● Work to complete
Compute how many lines in the entries below include the string "JSON". Only the number is wanted.

● Material provided

#####

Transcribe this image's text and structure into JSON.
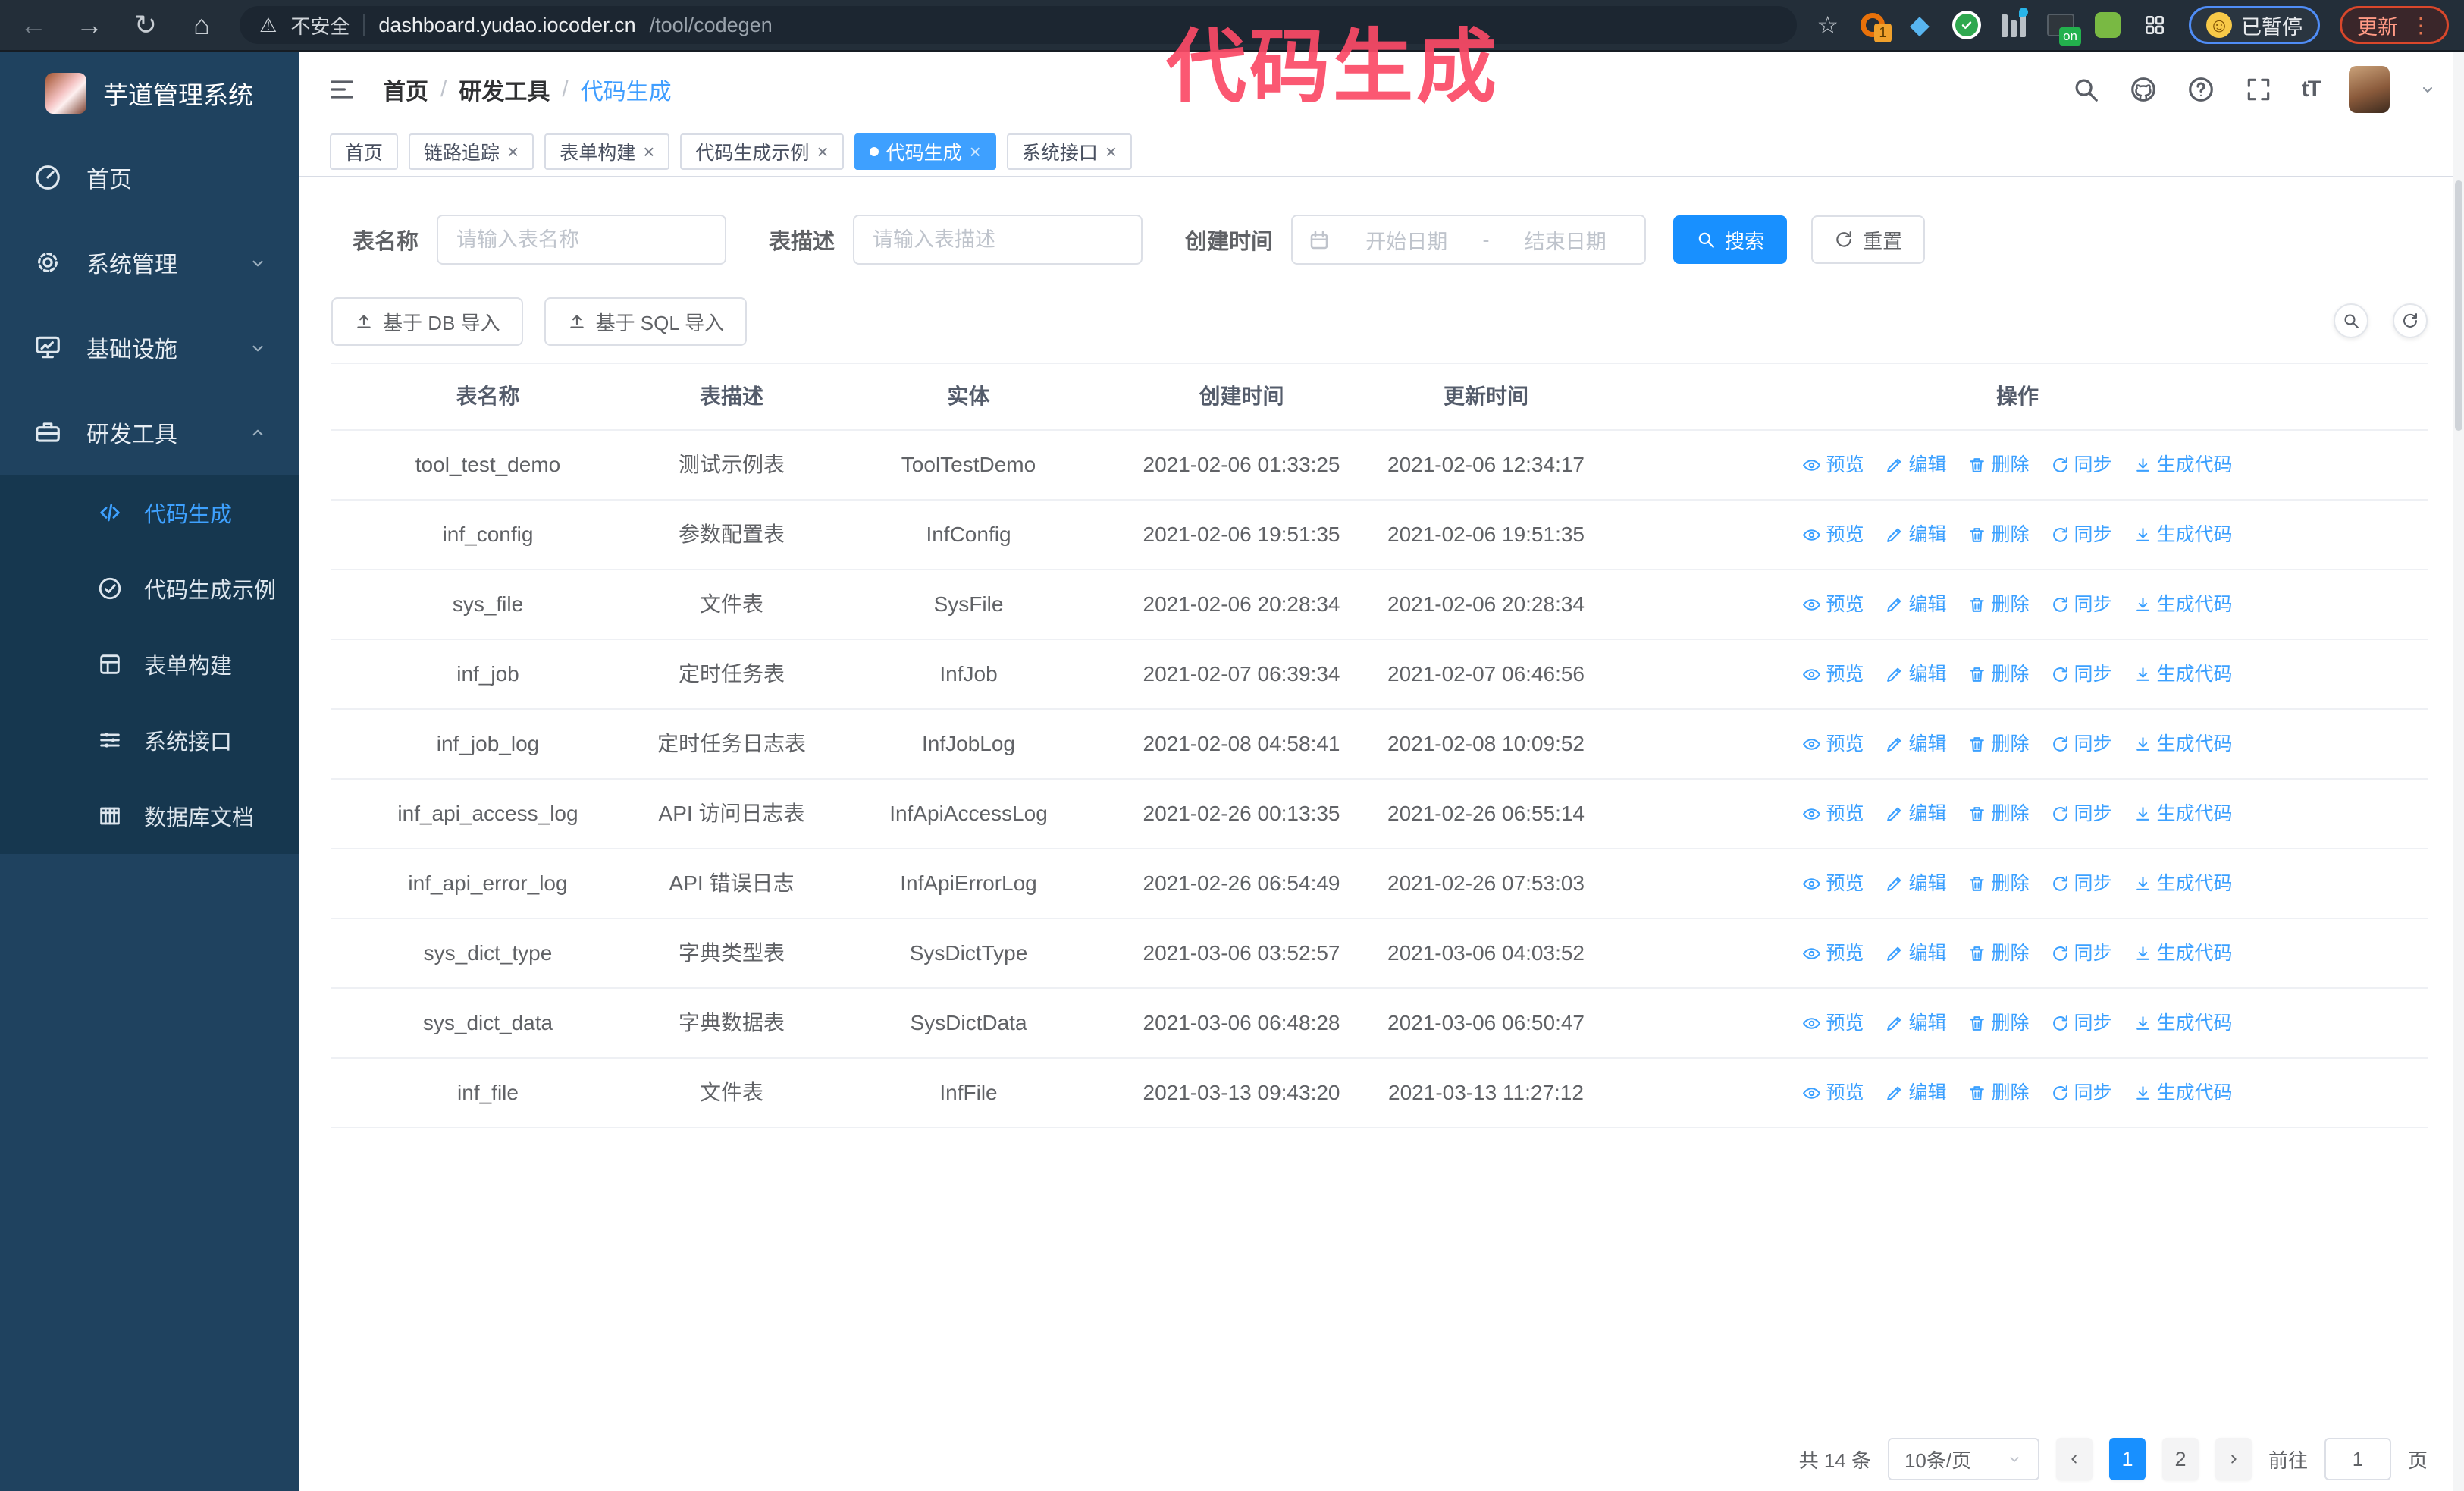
{
  "icons": {
    "back": "←",
    "forward": "→",
    "reload": "↻",
    "home": "⌂",
    "star": "☆",
    "warning": "⚠",
    "dots": "⋮",
    "close": "×",
    "smiley": "☺",
    "gem": "◆"
  },
  "colors": {
    "primary": "#1890ff",
    "link": "#3ba0ff",
    "sidebar_bg": "#1f425f",
    "submenu_bg": "#16374f",
    "tab_active": "#3ea0ff",
    "annotation": "#fb4a67"
  },
  "annotation": {
    "text": "代码生成"
  },
  "browser": {
    "security_label": "不安全",
    "url_domain": "dashboard.yudao.iocoder.cn",
    "url_path": "/tool/codegen",
    "ext_badge": "1",
    "ext_on_badge": "on",
    "paused_label": "已暂停",
    "update_label": "更新"
  },
  "sidebar": {
    "logo_title": "芋道管理系统",
    "items": [
      {
        "label": "首页",
        "icon": "gauge"
      },
      {
        "label": "系统管理",
        "icon": "gear",
        "chevron": "down"
      },
      {
        "label": "基础设施",
        "icon": "monitor",
        "chevron": "down"
      },
      {
        "label": "研发工具",
        "icon": "toolbox",
        "chevron": "up",
        "active": false
      }
    ],
    "submenu": [
      {
        "label": "代码生成",
        "icon": "code",
        "active": true
      },
      {
        "label": "代码生成示例",
        "icon": "check"
      },
      {
        "label": "表单构建",
        "icon": "grid"
      },
      {
        "label": "系统接口",
        "icon": "sliders"
      },
      {
        "label": "数据库文档",
        "icon": "columns"
      }
    ]
  },
  "header": {
    "separator": "/",
    "breadcrumb": [
      {
        "label": "首页",
        "sep": false
      },
      {
        "label": "研发工具",
        "sep": true
      },
      {
        "label": "代码生成",
        "sep": true,
        "active": true
      }
    ]
  },
  "tabs": [
    {
      "label": "首页",
      "closable": false
    },
    {
      "label": "链路追踪",
      "closable": true
    },
    {
      "label": "表单构建",
      "closable": true
    },
    {
      "label": "代码生成示例",
      "closable": true
    },
    {
      "label": "代码生成",
      "closable": true,
      "active": true
    },
    {
      "label": "系统接口",
      "closable": true
    }
  ],
  "filters": {
    "table_name_label": "表名称",
    "table_name_placeholder": "请输入表名称",
    "table_desc_label": "表描述",
    "table_desc_placeholder": "请输入表描述",
    "create_time_label": "创建时间",
    "date_start_placeholder": "开始日期",
    "date_separator": "-",
    "date_end_placeholder": "结束日期",
    "search_label": "搜索",
    "reset_label": "重置"
  },
  "toolbar": {
    "import_db_label": "基于 DB 导入",
    "import_sql_label": "基于 SQL 导入"
  },
  "table": {
    "columns": [
      "表名称",
      "表描述",
      "实体",
      "创建时间",
      "更新时间",
      "操作"
    ],
    "actions": [
      {
        "label": "预览",
        "icon": "eye"
      },
      {
        "label": "编辑",
        "icon": "pencil"
      },
      {
        "label": "删除",
        "icon": "trash"
      },
      {
        "label": "同步",
        "icon": "sync"
      },
      {
        "label": "生成代码",
        "icon": "download"
      }
    ],
    "rows": [
      {
        "name": "tool_test_demo",
        "desc": "测试示例表",
        "entity": "ToolTestDemo",
        "created": "2021-02-06 01:33:25",
        "updated": "2021-02-06 12:34:17"
      },
      {
        "name": "inf_config",
        "desc": "参数配置表",
        "entity": "InfConfig",
        "created": "2021-02-06 19:51:35",
        "updated": "2021-02-06 19:51:35"
      },
      {
        "name": "sys_file",
        "desc": "文件表",
        "entity": "SysFile",
        "created": "2021-02-06 20:28:34",
        "updated": "2021-02-06 20:28:34"
      },
      {
        "name": "inf_job",
        "desc": "定时任务表",
        "entity": "InfJob",
        "created": "2021-02-07 06:39:34",
        "updated": "2021-02-07 06:46:56"
      },
      {
        "name": "inf_job_log",
        "desc": "定时任务日志表",
        "entity": "InfJobLog",
        "created": "2021-02-08 04:58:41",
        "updated": "2021-02-08 10:09:52"
      },
      {
        "name": "inf_api_access_log",
        "desc": "API 访问日志表",
        "entity": "InfApiAccessLog",
        "created": "2021-02-26 00:13:35",
        "updated": "2021-02-26 06:55:14"
      },
      {
        "name": "inf_api_error_log",
        "desc": "API 错误日志",
        "entity": "InfApiErrorLog",
        "created": "2021-02-26 06:54:49",
        "updated": "2021-02-26 07:53:03"
      },
      {
        "name": "sys_dict_type",
        "desc": "字典类型表",
        "entity": "SysDictType",
        "created": "2021-03-06 03:52:57",
        "updated": "2021-03-06 04:03:52"
      },
      {
        "name": "sys_dict_data",
        "desc": "字典数据表",
        "entity": "SysDictData",
        "created": "2021-03-06 06:48:28",
        "updated": "2021-03-06 06:50:47"
      },
      {
        "name": "inf_file",
        "desc": "文件表",
        "entity": "InfFile",
        "created": "2021-03-13 09:43:20",
        "updated": "2021-03-13 11:27:12"
      }
    ]
  },
  "pagination": {
    "total_label": "共 14 条",
    "page_size_label": "10条/页",
    "pages": [
      {
        "label": "1",
        "active": true
      },
      {
        "label": "2"
      }
    ],
    "goto_label": "前往",
    "goto_value": "1",
    "page_unit_label": "页"
  }
}
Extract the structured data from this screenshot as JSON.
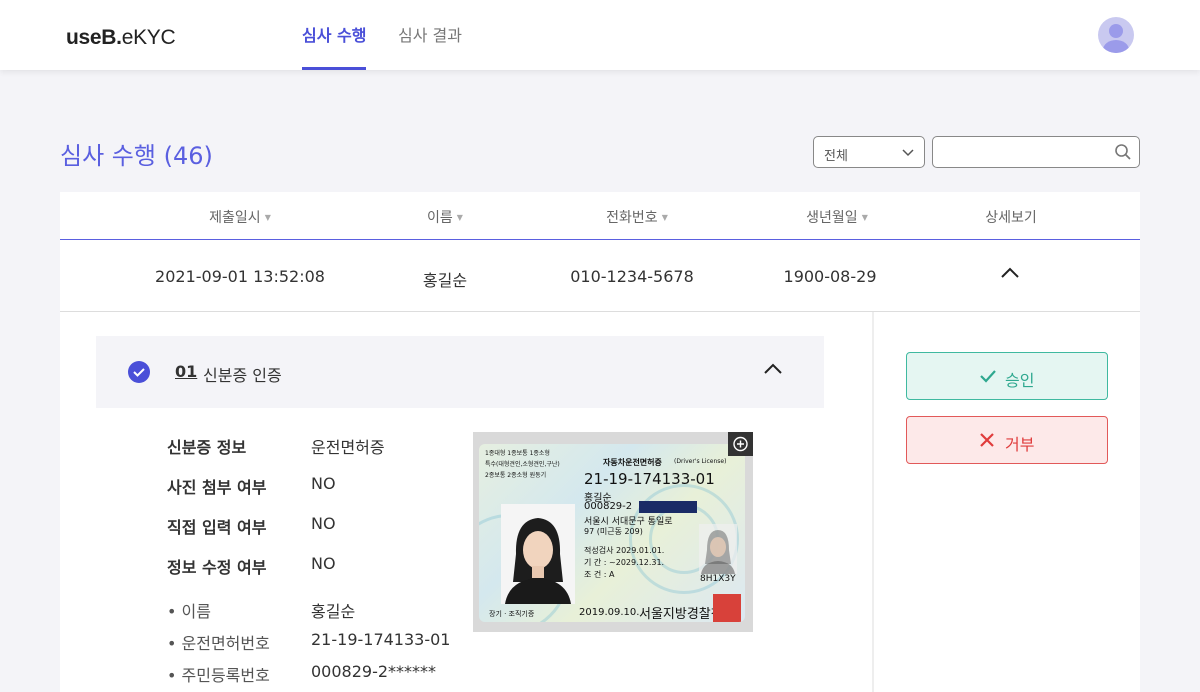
{
  "header": {
    "logo_bold": "useB.",
    "logo_light": "eKYC",
    "tabs": [
      {
        "label": "심사 수행",
        "active": true
      },
      {
        "label": "심사 결과",
        "active": false
      }
    ]
  },
  "page": {
    "title": "심사 수행 (46)",
    "filter": {
      "selected": "전체"
    },
    "search": {
      "value": "",
      "placeholder": ""
    }
  },
  "table": {
    "columns": [
      "제출일시",
      "이름",
      "전화번호",
      "생년월일",
      "상세보기"
    ],
    "sort_indicator": "▼",
    "rows": [
      {
        "submitted_at": "2021-09-01 13:52:08",
        "name": "홍길순",
        "phone": "010-1234-5678",
        "birth": "1900-08-29"
      }
    ]
  },
  "detail": {
    "step": {
      "number": "01",
      "title": "신분증 인증"
    },
    "info": [
      {
        "label": "신분증 정보",
        "value": "운전면허증"
      },
      {
        "label": "사진 첨부 여부",
        "value": "NO"
      },
      {
        "label": "직접 입력 여부",
        "value": "NO"
      },
      {
        "label": "정보 수정 여부",
        "value": "NO"
      }
    ],
    "fields": [
      {
        "label": "• 이름",
        "value": "홍길순"
      },
      {
        "label": "• 운전면허번호",
        "value": "21-19-174133-01"
      },
      {
        "label": "• 주민등록번호",
        "value": "000829-2******"
      }
    ],
    "card": {
      "header_left": "1종대형 1종보통 1종소형",
      "header_left2": "특수(대형견인,소형견인,구난)",
      "header_left3": "2종보통 2종소형 원동기",
      "title": "자동차운전면허증",
      "title_en": "(Driver's License)",
      "number": "21-19-174133-01",
      "name": "홍길순",
      "rrn": "000829-2",
      "addr1": "서울시 서대문구 통일로",
      "addr2": "97 (미근동 209)",
      "aptitude": "적성검사  2029.01.01.",
      "period": "기    간 : ~2029.12.31.",
      "cond": "조    건 : A",
      "code": "8H1X3Y",
      "issued": "2019.09.10.",
      "authority": "서울지방경찰청장",
      "footer_left": "장기 · 조직기증"
    },
    "actions": {
      "approve": "승인",
      "reject": "거부"
    }
  },
  "colors": {
    "primary": "#4a4fd8",
    "approve": "#2ea88f",
    "reject": "#e03c3c"
  }
}
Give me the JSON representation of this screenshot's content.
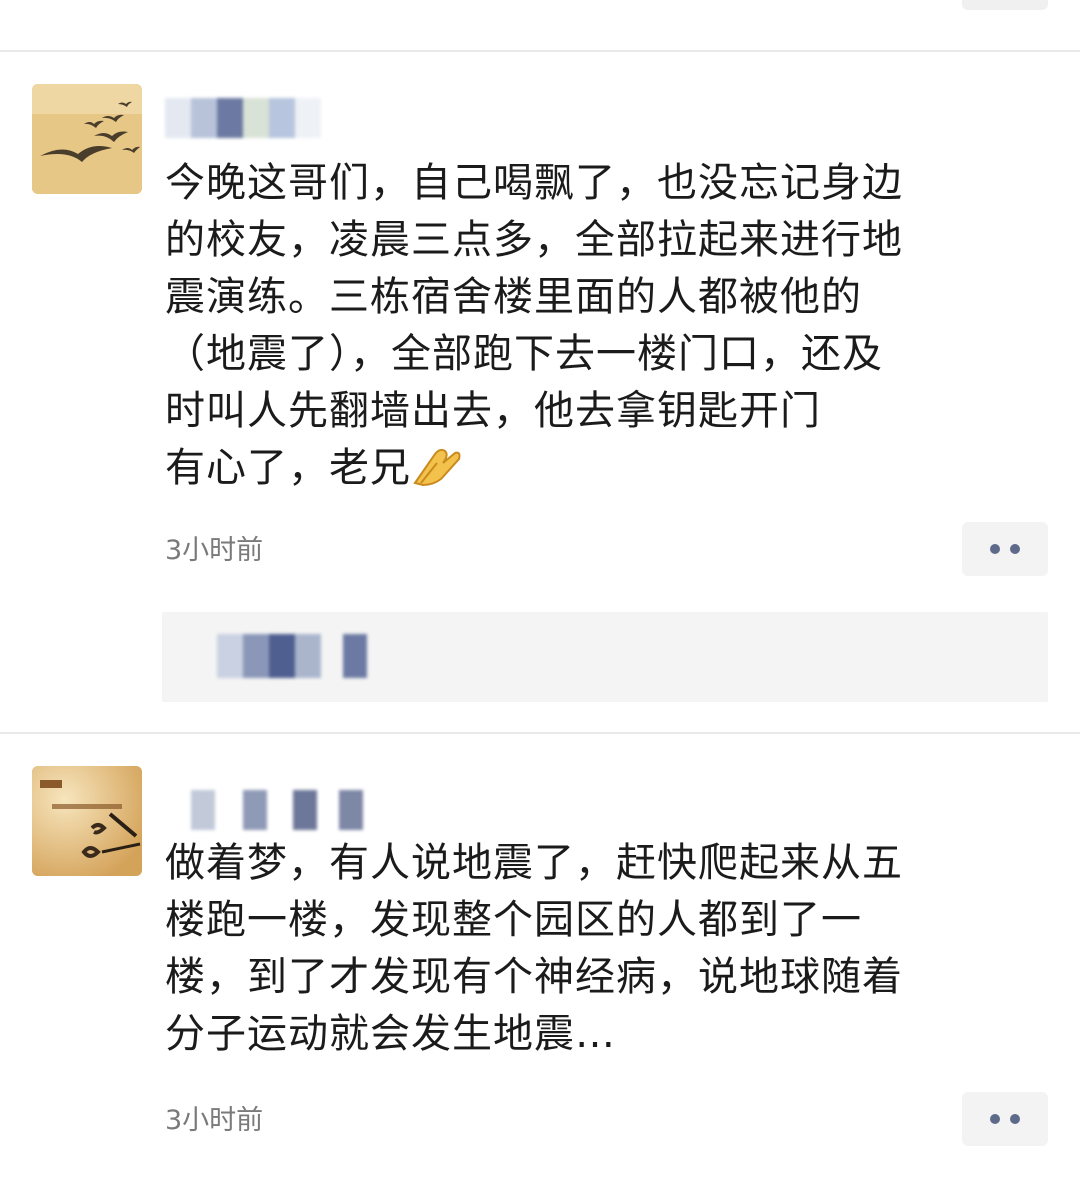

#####

● Written answer
3